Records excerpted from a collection
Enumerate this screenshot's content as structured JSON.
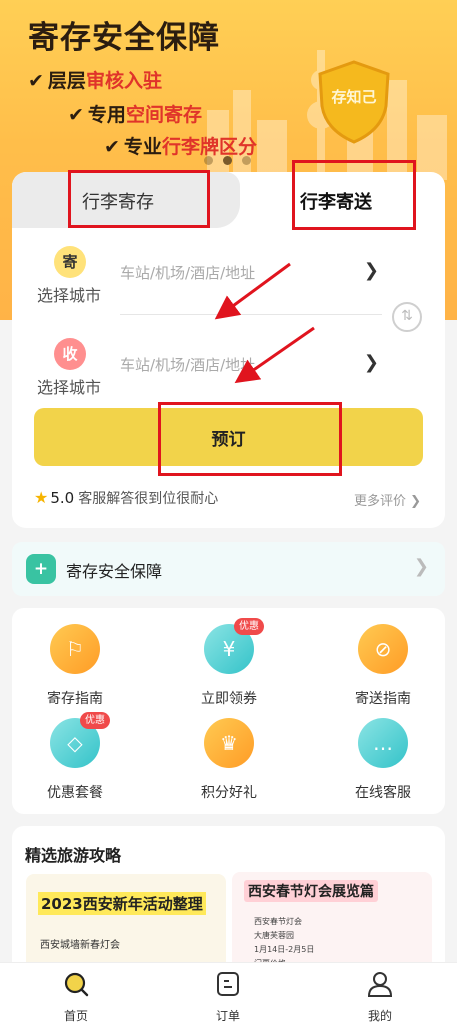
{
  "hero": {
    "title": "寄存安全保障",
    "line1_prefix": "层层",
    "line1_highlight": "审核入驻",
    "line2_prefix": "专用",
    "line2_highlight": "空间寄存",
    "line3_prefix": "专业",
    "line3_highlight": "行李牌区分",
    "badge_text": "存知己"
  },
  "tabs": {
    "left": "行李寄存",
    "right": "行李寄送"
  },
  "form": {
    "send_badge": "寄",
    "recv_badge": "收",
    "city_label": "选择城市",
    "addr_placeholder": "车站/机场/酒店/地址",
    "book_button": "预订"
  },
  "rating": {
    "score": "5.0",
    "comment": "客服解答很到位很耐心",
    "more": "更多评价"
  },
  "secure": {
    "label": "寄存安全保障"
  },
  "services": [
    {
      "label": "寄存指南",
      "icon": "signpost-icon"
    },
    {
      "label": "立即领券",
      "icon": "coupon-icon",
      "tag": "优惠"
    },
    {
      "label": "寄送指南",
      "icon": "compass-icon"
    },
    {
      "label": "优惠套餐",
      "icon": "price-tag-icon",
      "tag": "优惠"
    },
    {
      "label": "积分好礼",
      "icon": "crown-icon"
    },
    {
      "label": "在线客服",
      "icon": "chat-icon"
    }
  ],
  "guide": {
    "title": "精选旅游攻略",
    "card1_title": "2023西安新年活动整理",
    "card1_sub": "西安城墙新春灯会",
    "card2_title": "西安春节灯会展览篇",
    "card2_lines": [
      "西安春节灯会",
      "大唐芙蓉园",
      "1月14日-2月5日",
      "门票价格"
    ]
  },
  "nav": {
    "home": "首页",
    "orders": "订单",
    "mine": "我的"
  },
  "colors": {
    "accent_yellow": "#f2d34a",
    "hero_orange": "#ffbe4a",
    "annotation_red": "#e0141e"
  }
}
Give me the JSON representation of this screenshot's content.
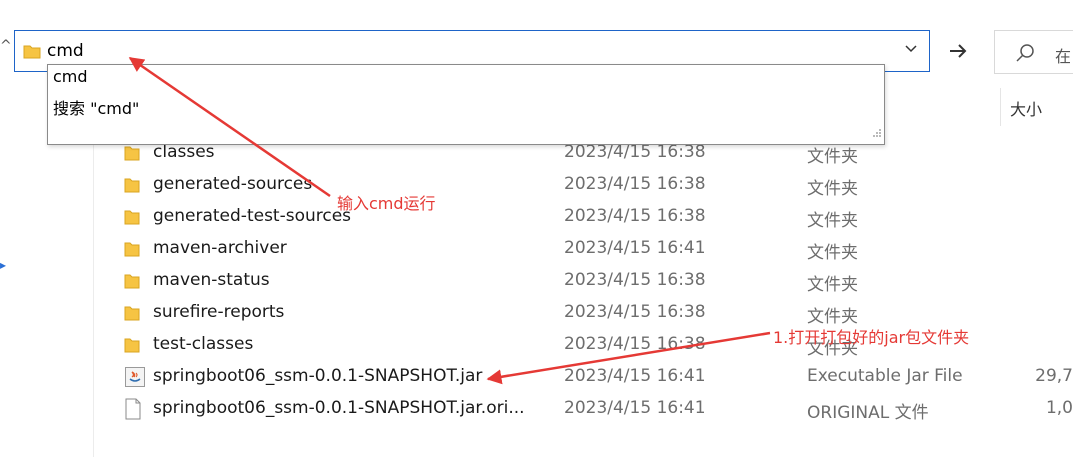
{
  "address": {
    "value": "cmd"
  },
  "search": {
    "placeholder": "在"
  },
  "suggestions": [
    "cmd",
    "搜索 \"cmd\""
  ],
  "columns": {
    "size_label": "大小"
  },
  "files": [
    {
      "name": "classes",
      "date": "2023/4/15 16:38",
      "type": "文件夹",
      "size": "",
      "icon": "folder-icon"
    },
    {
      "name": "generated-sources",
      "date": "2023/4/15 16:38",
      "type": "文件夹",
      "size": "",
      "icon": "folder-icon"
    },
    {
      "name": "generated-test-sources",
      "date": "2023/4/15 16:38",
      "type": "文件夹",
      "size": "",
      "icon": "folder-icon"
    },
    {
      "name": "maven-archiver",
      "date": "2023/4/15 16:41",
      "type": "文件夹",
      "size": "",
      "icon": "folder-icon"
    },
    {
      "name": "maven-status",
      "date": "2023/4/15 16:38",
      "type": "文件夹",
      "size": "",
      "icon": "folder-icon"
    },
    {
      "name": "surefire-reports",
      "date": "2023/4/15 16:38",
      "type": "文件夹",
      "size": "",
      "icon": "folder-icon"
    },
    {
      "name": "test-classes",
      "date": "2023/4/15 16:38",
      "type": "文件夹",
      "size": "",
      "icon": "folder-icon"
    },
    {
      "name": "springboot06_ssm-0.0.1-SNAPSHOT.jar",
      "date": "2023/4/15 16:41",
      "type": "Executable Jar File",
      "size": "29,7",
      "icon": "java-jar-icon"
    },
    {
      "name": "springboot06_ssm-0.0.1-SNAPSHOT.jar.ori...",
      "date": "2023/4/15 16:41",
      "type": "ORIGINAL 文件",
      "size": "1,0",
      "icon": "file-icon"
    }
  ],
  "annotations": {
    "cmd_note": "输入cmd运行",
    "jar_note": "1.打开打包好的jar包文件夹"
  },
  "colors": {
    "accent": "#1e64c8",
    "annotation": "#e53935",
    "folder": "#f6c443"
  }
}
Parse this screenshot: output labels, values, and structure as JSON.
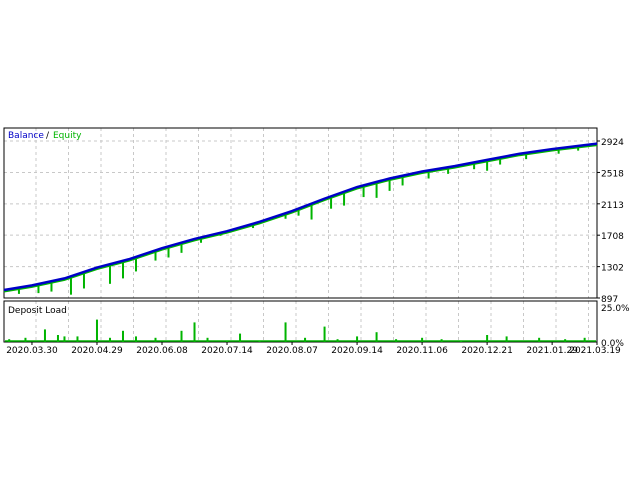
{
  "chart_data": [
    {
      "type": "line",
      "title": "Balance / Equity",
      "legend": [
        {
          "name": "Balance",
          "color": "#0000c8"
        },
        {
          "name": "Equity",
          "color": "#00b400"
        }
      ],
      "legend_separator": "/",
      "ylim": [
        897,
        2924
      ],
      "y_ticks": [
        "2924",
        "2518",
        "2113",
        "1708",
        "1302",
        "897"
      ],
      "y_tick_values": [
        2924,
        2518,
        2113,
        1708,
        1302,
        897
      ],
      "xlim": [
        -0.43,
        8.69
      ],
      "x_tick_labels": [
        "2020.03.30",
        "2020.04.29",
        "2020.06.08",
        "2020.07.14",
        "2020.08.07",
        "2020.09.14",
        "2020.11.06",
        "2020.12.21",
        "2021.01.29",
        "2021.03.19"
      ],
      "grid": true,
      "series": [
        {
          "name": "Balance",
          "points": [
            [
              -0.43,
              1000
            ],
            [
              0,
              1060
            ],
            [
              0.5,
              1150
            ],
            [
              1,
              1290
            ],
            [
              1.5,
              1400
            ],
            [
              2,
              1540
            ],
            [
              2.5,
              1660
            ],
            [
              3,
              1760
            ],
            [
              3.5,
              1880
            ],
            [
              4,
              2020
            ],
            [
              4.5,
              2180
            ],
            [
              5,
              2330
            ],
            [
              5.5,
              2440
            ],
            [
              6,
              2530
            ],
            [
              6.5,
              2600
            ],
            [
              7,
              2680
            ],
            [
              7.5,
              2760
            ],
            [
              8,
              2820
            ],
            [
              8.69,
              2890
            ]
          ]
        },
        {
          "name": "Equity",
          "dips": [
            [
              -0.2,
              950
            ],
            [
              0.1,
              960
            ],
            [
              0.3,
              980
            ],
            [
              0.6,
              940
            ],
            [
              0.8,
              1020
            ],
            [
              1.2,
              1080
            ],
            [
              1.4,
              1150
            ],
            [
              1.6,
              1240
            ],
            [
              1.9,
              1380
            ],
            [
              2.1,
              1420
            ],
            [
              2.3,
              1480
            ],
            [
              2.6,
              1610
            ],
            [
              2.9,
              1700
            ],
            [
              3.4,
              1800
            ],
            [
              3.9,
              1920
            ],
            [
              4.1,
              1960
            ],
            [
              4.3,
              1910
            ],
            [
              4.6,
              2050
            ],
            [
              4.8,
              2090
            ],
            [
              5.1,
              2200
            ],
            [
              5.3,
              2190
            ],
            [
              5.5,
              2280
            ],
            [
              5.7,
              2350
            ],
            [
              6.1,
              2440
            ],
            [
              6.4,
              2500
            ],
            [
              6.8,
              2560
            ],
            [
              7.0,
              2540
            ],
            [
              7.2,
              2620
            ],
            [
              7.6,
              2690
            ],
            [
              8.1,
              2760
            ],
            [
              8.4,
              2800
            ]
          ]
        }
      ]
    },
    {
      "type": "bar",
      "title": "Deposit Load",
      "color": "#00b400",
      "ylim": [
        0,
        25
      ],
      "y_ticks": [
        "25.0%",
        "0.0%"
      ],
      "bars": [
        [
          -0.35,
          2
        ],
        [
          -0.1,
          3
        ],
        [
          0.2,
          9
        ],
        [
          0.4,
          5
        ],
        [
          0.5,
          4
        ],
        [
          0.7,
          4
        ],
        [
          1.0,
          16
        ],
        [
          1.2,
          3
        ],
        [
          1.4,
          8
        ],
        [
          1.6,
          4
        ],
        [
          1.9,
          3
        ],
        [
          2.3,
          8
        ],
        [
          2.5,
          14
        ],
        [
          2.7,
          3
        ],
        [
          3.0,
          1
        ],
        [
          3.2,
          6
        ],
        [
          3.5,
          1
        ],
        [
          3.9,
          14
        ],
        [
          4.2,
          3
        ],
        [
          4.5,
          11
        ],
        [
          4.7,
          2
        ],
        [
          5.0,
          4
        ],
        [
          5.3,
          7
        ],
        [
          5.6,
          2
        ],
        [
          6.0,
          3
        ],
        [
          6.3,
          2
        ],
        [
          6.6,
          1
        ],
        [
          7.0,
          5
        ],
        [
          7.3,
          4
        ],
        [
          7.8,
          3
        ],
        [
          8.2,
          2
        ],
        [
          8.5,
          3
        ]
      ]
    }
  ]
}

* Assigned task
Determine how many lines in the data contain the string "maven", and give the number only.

* Solution to the problem
2